- **Exercise prompt**: Which lines below mention "address"? Pick each one out.

□ □ □ □ □ □ □

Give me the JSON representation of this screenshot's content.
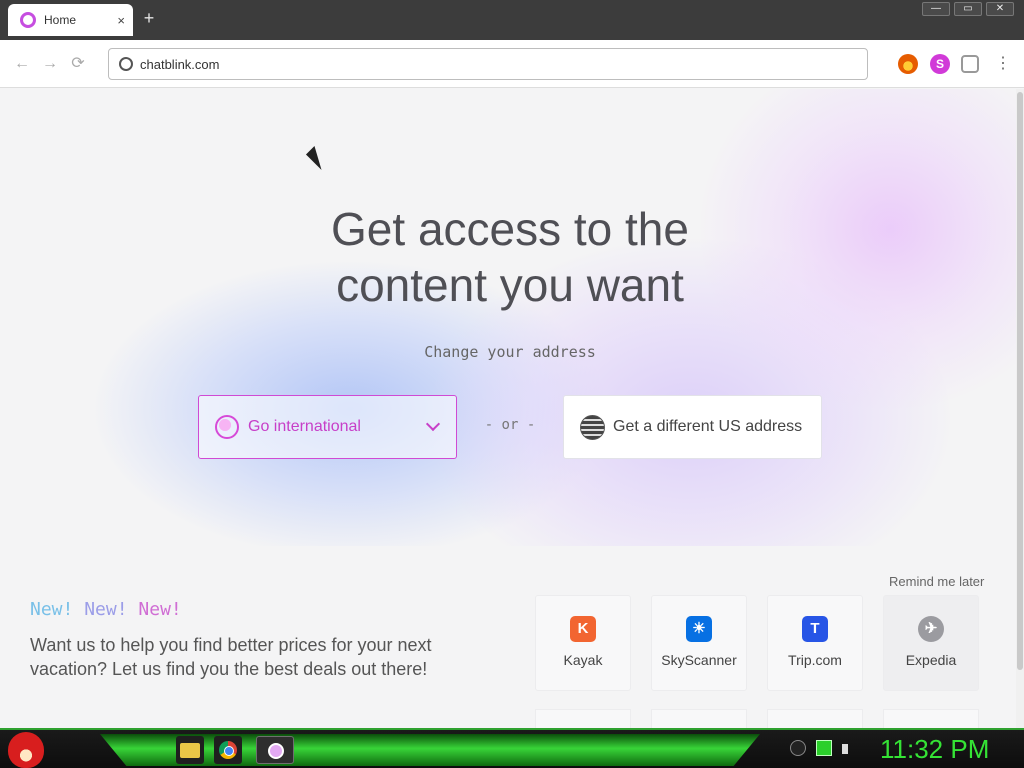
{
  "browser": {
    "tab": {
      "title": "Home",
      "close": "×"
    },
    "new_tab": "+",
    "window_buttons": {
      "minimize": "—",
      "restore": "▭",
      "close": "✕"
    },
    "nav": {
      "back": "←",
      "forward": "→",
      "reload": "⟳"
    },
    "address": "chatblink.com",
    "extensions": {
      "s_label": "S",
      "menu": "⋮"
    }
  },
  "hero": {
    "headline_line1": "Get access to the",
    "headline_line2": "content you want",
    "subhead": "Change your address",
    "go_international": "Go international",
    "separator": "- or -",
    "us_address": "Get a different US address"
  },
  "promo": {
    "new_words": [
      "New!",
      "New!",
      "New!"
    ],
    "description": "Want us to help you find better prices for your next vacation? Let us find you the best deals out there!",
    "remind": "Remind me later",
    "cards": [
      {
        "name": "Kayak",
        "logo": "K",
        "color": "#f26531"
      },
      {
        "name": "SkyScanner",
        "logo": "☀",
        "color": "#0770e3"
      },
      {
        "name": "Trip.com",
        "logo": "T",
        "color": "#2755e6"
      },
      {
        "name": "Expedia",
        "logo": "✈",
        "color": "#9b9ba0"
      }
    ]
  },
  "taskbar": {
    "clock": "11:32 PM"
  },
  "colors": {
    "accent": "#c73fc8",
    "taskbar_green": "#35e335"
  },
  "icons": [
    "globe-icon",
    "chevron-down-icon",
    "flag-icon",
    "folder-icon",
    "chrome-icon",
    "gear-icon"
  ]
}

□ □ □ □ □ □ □

- **Response box**:
    "address": "chatblink.com",
    "subhead": "Change your address",
    "us_address": "Get a different US address"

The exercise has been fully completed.